Sometimes it seems like managing salespeople is more art than skill. In addition to the regular employee issues, you have an additional set of concerns specific to salespeople—such as compensation. Is paying your sales team straight commission more effective than paying them salary plus commission? Which method is more motivating for salespeople?
In general, most small-business owners lean towards hiring commission-based salespeople. Sam Richter, bestselling author of the award-winning Take the Cold Out of Cold Calling, and founder and CEO of the Know More! sales improvement program says that the "pay-for-performance" mentality is often instilled in entrepreneurs because that's typically the way they have built their own businesses. He adds that the recession, many businesses went more heavily toward commission payment, “sometimes out of necessity, based on cash flow.”
Adam Rizza, president of Sunscape Eyewear in Irvine, Calif., says the recession definitely affected the pay structure for his sales force.
“Luckily our sales were still going up, but we were feeling the squeeze from our vendors and factories to make some changes,” Rizza says.
Commission at Sunscape had always been a straight 10 percent, with employees making a base salary equivalent to 25 percent of their total compensation package and commission accounting for the rest. Rizza says they set up a tiered structure for the various price levels of its product offerings, which "forced the sales team to negotiate more money for the items they were selling to make their usual commission.” Rizza adds that they all stepped up to the challenge, "fighting for every dollar."

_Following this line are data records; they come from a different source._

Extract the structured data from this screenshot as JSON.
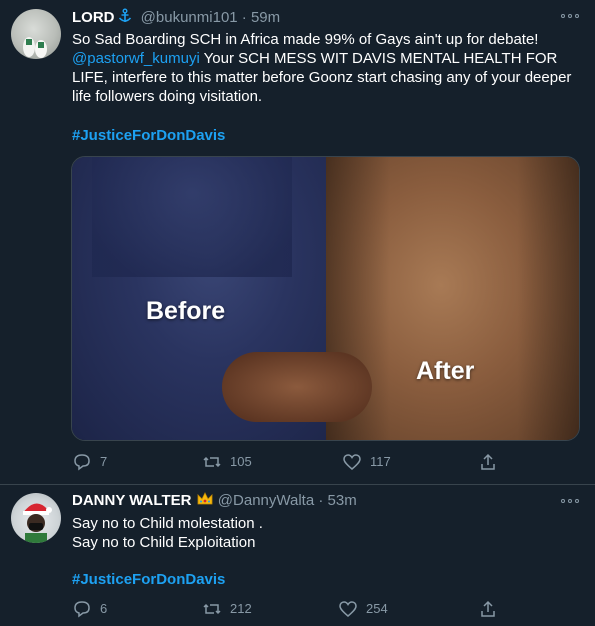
{
  "tweets": [
    {
      "name": "LORD",
      "badge": "anchor-icon",
      "handle": "@bukunmi101",
      "separator": "·",
      "time": "59m",
      "text_intro": "So Sad Boarding SCH in Africa made 99% of Gays ain't up for debate!",
      "mention": "@pastorwf_kumuyi",
      "text_rest": " Your SCH MESS WIT DAVIS MENTAL HEALTH FOR LIFE, interfere to this matter before Goonz start  chasing any of your deeper life followers doing visitation.",
      "hashtag": "#JusticeForDonDavis",
      "media": {
        "left_label": "Before",
        "right_label": "After"
      },
      "replies": "7",
      "retweets": "105",
      "likes": "117"
    },
    {
      "name": "DANNY WALTER",
      "badge": "crown-emoji",
      "handle": "@DannyWalta",
      "separator": "·",
      "time": "53m",
      "line1": "Say no to Child molestation .",
      "line2": "Say no to Child Exploitation",
      "hashtag": "#JusticeForDonDavis",
      "replies": "6",
      "retweets": "212",
      "likes": "254"
    }
  ],
  "colors": {
    "background": "#15202b",
    "link": "#1da1f2",
    "muted": "#8899a6",
    "divider": "#38444d"
  }
}
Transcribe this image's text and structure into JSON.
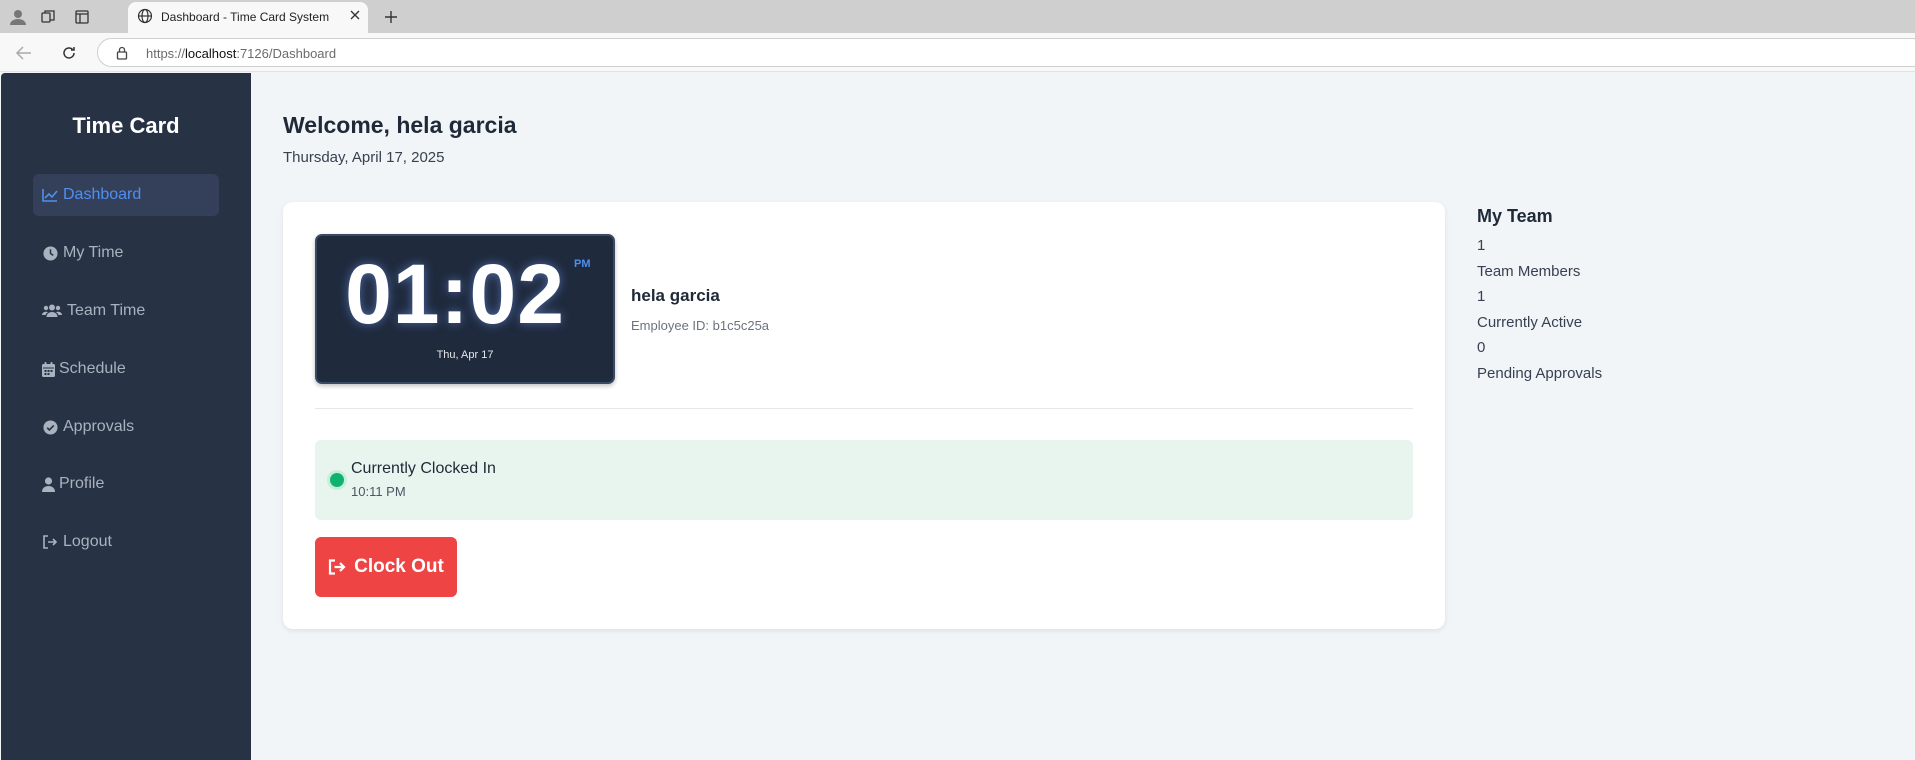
{
  "browser": {
    "tab_title": "Dashboard - Time Card System",
    "url_prefix": "https://",
    "url_host": "localhost",
    "url_rest": ":7126/Dashboard"
  },
  "sidebar": {
    "brand": "Time Card",
    "items": [
      {
        "label": "Dashboard",
        "icon": "chart-line-icon"
      },
      {
        "label": "My Time",
        "icon": "clock-icon"
      },
      {
        "label": "Team Time",
        "icon": "users-icon"
      },
      {
        "label": "Schedule",
        "icon": "calendar-icon"
      },
      {
        "label": "Approvals",
        "icon": "check-circle-icon"
      },
      {
        "label": "Profile",
        "icon": "user-icon"
      },
      {
        "label": "Logout",
        "icon": "logout-icon"
      }
    ]
  },
  "header": {
    "welcome": "Welcome, hela garcia",
    "date": "Thursday, April 17, 2025"
  },
  "clock": {
    "time": "01:02",
    "ampm": "PM",
    "date": "Thu, Apr 17"
  },
  "employee": {
    "name": "hela garcia",
    "id_label": "Employee ID: b1c5c25a"
  },
  "status": {
    "label": "Currently Clocked In",
    "time": "10:11 PM",
    "color": "#10b270"
  },
  "actions": {
    "clock_out": "Clock Out",
    "color": "#ef4444"
  },
  "team": {
    "title": "My Team",
    "stats": [
      {
        "value": "1",
        "label": "Team Members"
      },
      {
        "value": "1",
        "label": "Currently Active"
      },
      {
        "value": "0",
        "label": "Pending Approvals"
      }
    ]
  }
}
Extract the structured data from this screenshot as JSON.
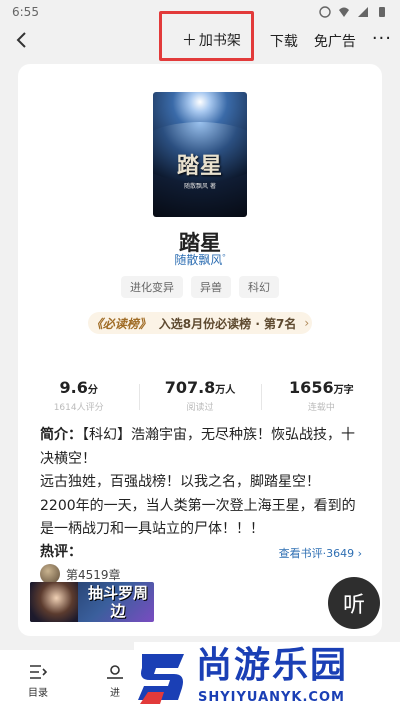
{
  "status_bar": {
    "time": "6:55"
  },
  "topbar": {
    "add_shelf_label": "加书架",
    "download_label": "下载",
    "no_ads_label": "免广告",
    "more_label": "···"
  },
  "book": {
    "cover_title": "踏星",
    "cover_author": "随散飘风 著",
    "title": "踏星",
    "author": "随散飘风",
    "tags": [
      "进化变异",
      "异兽",
      "科幻"
    ],
    "rank_badge": "必读榜",
    "rank_text": "入选8月份必读榜 · 第7名"
  },
  "stats": [
    {
      "value": "9.6",
      "unit": "分",
      "label": "1614人评分"
    },
    {
      "value": "707.8",
      "unit": "万人",
      "label": "阅读过"
    },
    {
      "value": "1656",
      "unit": "万字",
      "label": "连载中"
    }
  ],
  "synopsis": {
    "heading": "简介：",
    "line1": "【科幻】浩瀚宇宙，无尽种族！恢弘战技，十决横空！",
    "line2": "远古独姓，百强战榜！以我之名，脚踏星空！",
    "line3": "2200年的一天，当人类第一次登上海王星，看到的是一柄战刀和一具站立的尸体！！！"
  },
  "comments": {
    "title": "热评：",
    "link": "查看书评·3649",
    "first_chapter": "第4519章"
  },
  "promo": {
    "text": "抽斗罗周边"
  },
  "listen_label": "听",
  "bottom_nav": [
    {
      "label": "目录"
    },
    {
      "label": "进"
    }
  ],
  "watermark": {
    "cn": "尚游乐园",
    "en": "SHYIYUANYK.COM"
  },
  "colors": {
    "accent_blue": "#2f6fb3",
    "highlight_red": "#e23a3a",
    "watermark_blue": "#1a3fb5"
  }
}
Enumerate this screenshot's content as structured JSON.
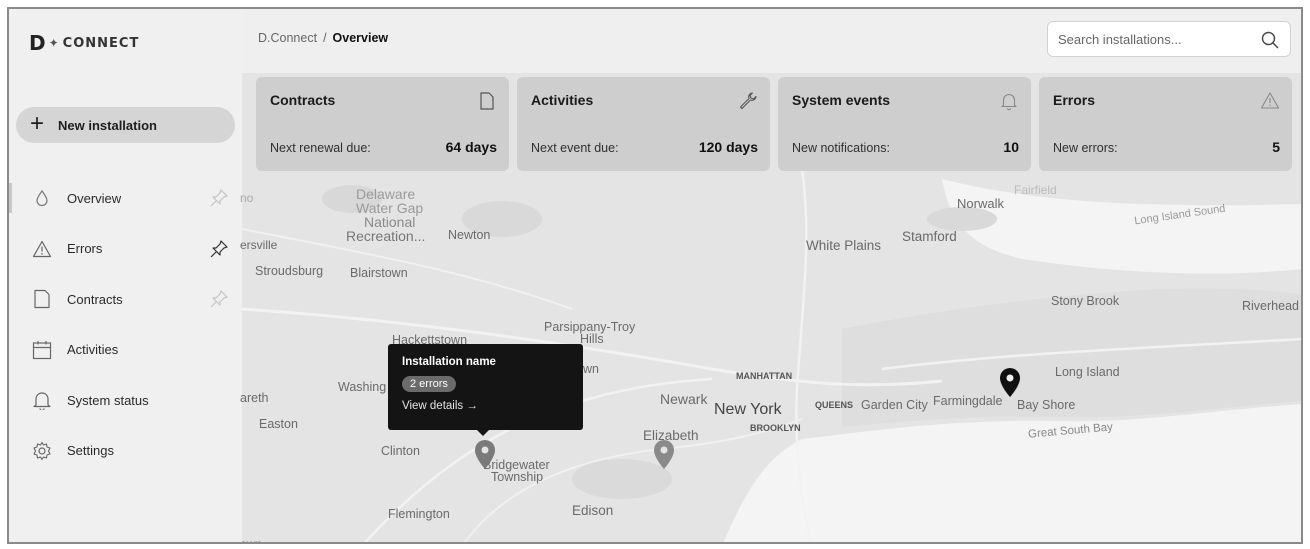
{
  "app": {
    "logo_d": "D",
    "logo_spark": "✦",
    "logo_word": "CONNECT"
  },
  "sidebar": {
    "new_button_label": "New installation",
    "items": [
      {
        "label": "Overview",
        "icon": "drop-icon",
        "pinned": true
      },
      {
        "label": "Errors",
        "icon": "warning-icon",
        "pinned": true
      },
      {
        "label": "Contracts",
        "icon": "document-icon",
        "pinned": true
      },
      {
        "label": "Activities",
        "icon": "calendar-icon",
        "pinned": false
      },
      {
        "label": "System status",
        "icon": "bell-icon",
        "pinned": false
      },
      {
        "label": "Settings",
        "icon": "gear-icon",
        "pinned": false
      }
    ]
  },
  "header": {
    "breadcrumb_root": "D.Connect",
    "breadcrumb_sep": "/",
    "breadcrumb_current": "Overview",
    "search_placeholder": "Search installations..."
  },
  "cards": [
    {
      "title": "Contracts",
      "label": "Next renewal due:",
      "value": "64 days",
      "icon": "document-icon"
    },
    {
      "title": "Activities",
      "label": "Next event due:",
      "value": "120 days",
      "icon": "wrench-icon"
    },
    {
      "title": "System events",
      "label": "New notifications:",
      "value": "10",
      "icon": "bell-icon"
    },
    {
      "title": "Errors",
      "label": "New errors:",
      "value": "5",
      "icon": "warning-icon"
    }
  ],
  "map": {
    "labels": {
      "delaware": "Delaware",
      "water_gap": "Water Gap",
      "national": "National",
      "recreation": "Recreation...",
      "newton": "Newton",
      "ersville": "ersville",
      "stroudsburg": "Stroudsburg",
      "blairstown": "Blairstown",
      "hackettstown": "Hackettstown",
      "parsippany": "Parsippany-Troy",
      "hills": "Hills",
      "wn": "wn",
      "washing": "Washing",
      "areth": "areth",
      "easton": "Easton",
      "clinton": "Clinton",
      "bridgewater": "Bridgewater",
      "township": "Township",
      "flemington": "Flemington",
      "edison": "Edison",
      "elizabeth": "Elizabeth",
      "newark": "Newark",
      "manhattan": "MANHATTAN",
      "new_york": "New York",
      "brooklyn": "BROOKLYN",
      "queens": "QUEENS",
      "garden_city": "Garden City",
      "farmingdale": "Farmingdale",
      "bay_shore": "Bay Shore",
      "great_south_bay": "Great South Bay",
      "long_island": "Long Island",
      "stony_brook": "Stony Brook",
      "riverhead": "Riverhead",
      "white_plains": "White Plains",
      "stamford": "Stamford",
      "norwalk": "Norwalk",
      "fairfield": "Fairfield",
      "long_island_sound": "Long Island Sound",
      "no": "no",
      "own": "own"
    },
    "tooltip": {
      "name": "Installation name",
      "badge": "2 errors",
      "link": "View details →"
    }
  },
  "colors": {
    "sidebar_bg": "#f0f0f0",
    "card_bg": "#cecece",
    "tooltip_bg": "#141414",
    "marker_dark": "#111111",
    "marker_grey": "#7a7a7a"
  }
}
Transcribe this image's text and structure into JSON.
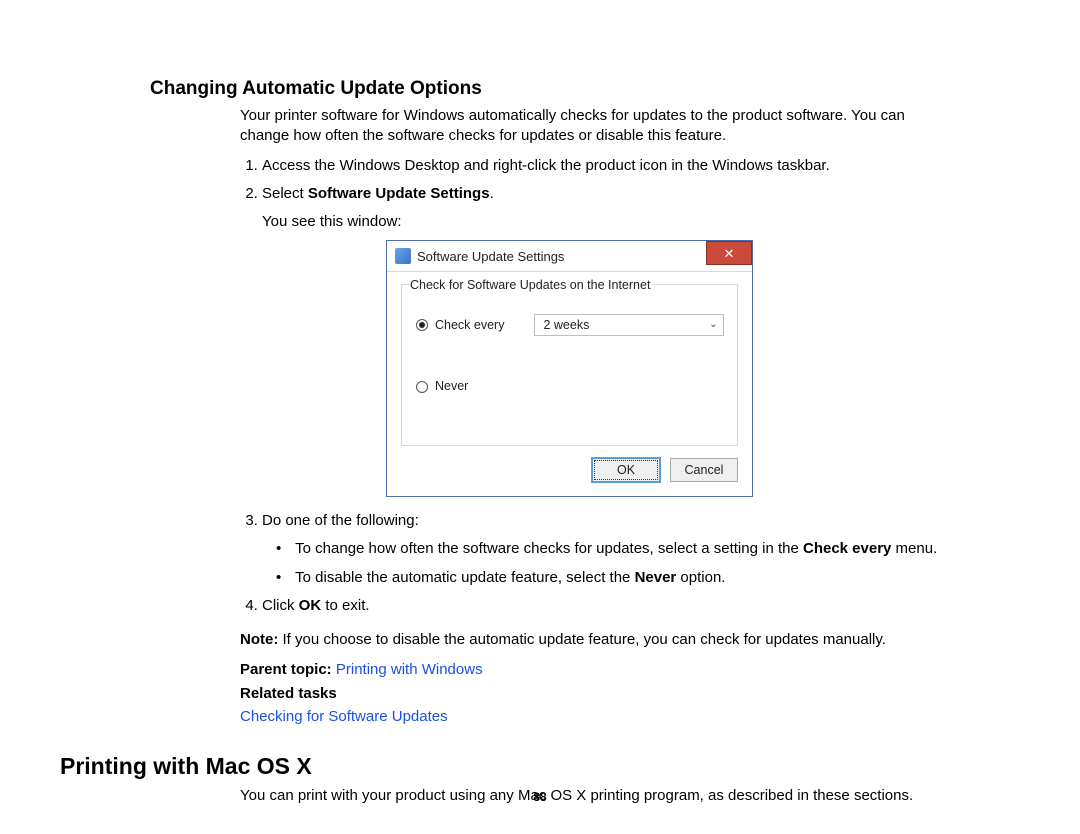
{
  "section1": {
    "title": "Changing Automatic Update Options",
    "intro": "Your printer software for Windows automatically checks for updates to the product software. You can change how often the software checks for updates or disable this feature.",
    "step1": "Access the Windows Desktop and right-click the product icon in the Windows taskbar.",
    "step2_pre": "Select ",
    "step2_bold": "Software Update Settings",
    "step2_post": ".",
    "step2_after": "You see this window:",
    "step3_lead": "Do one of the following:",
    "bullet1_pre": "To change how often the software checks for updates, select a setting in the ",
    "bullet1_bold": "Check every",
    "bullet1_post": " menu.",
    "bullet2_pre": "To disable the automatic update feature, select the ",
    "bullet2_bold": "Never",
    "bullet2_post": " option.",
    "step4_pre": "Click ",
    "step4_bold": "OK",
    "step4_post": " to exit.",
    "note_label": "Note:",
    "note_text": " If you choose to disable the automatic update feature, you can check for updates manually.",
    "parent_label": "Parent topic: ",
    "parent_link": "Printing with Windows",
    "related_label": "Related tasks",
    "related_link": "Checking for Software Updates"
  },
  "dialog": {
    "title": "Software Update Settings",
    "close_glyph": "✕",
    "legend": "Check for Software Updates on the Internet",
    "radio_check_label": "Check every",
    "dropdown_value": "2 weeks",
    "radio_never_label": "Never",
    "ok": "OK",
    "cancel": "Cancel"
  },
  "section2": {
    "title": "Printing with Mac OS X",
    "intro": "You can print with your product using any Mac OS X printing program, as described in these sections."
  },
  "page_number": "88"
}
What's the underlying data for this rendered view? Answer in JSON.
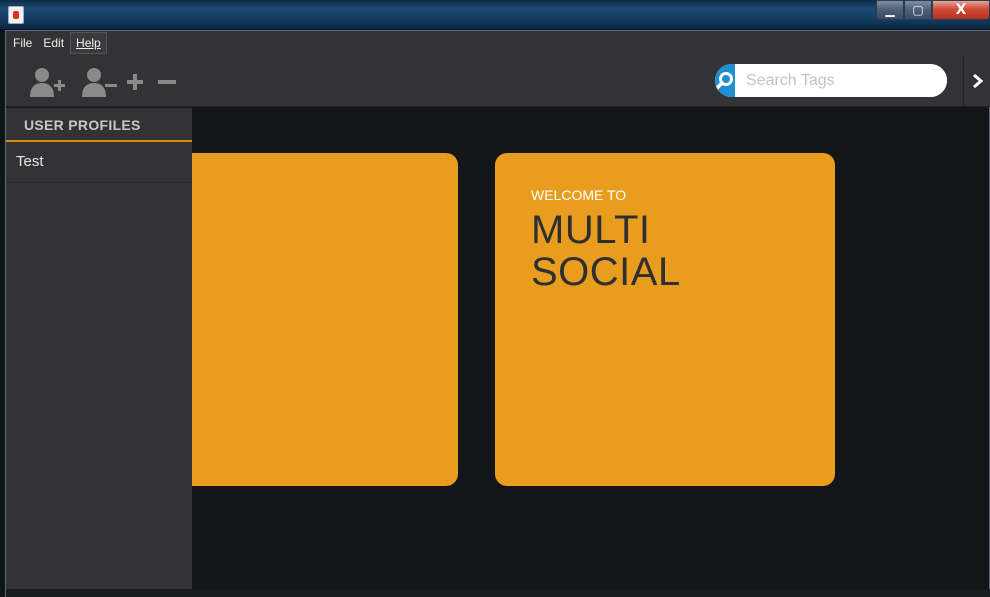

Commission vs. Salary
Is commission the bread and butter for salespeople that it used to be? Or is paying straight salary more in favor these days? Rizza says businesses are more conservative and more cautious today when it comes to commission. Adam’s brother, Wally Rizza, CEO of Sunscape, believes commission still plays a major role in motivating salespeople.
“If a salesperson brings in new customers, it’s motivating to pay them more ‘points’ on that account. But more companies are lowering the commission on older accounts that salespeople are servicing. Of course, you need to compensate your sales team for upselling and renewing old contracts.”
According to FollowupSuccess.com, 80 percent of sales are made on the fifth to twelfth contact. That requires a lot of persistence—and salespeople want to be fairly compensated for their efforts. At bigger companies, they often are, with salary-plus-commission jobs yielding big bucks. For example, job search website Glassdoor.com quoted the annual average commission at Oracle at $77,362. For small businesses trying to compete for top salespeople, it’s important to make your commission rate attractive, fair and easy to understand, even if you can’t match that level of compensation.
“Businesses that compensate their sales teams fairly attract better salespeople, and that talent generates more revenue,” says Richter. “But small-business owners who have shifted towards a pure commission model during the recession most likely saw a loss of their best people.”
So is there a secret formula to striking the perfect balance between salary and commission to attract, motivate and retain top salespeople? It depends on the salesperson and the commission structure, says Richter.
“'Hunters' will often get excited about pure commission—in which the commission is high and the price of the item being sold is high—because they understand the amount of money they can make,” he says. “However, those people and those jobs are few and far between. Most salespeople are less hunter and more farmer, meaning they spend more time building relationships than just pure selling.”
This holds especially true in small businesses, where the salesperson usually services the account after selling it. Richter says that typically the best model for small businesses is a combination of commission, bonus and salary. He adds that total sales compensation has remained about the same since the recession began, meaning that many salespeople "haven’t had a raise in four years.”
This could lead to an antsy sales staff looking for greener pastures. Of course, Richter advises, you need to “balance cash flow with keeping talent, and [you] may need to get creative. It might mean giving the best salespeople a small ownership stake in the business, or increasing commission percentages, or paying bonuses.”
How do you pay your sales staff? How do you retain top talent?
Learn more in OPEN Forum's Sales Check-In 2012 series.
Photo credit: iStockphoto/Thinkstock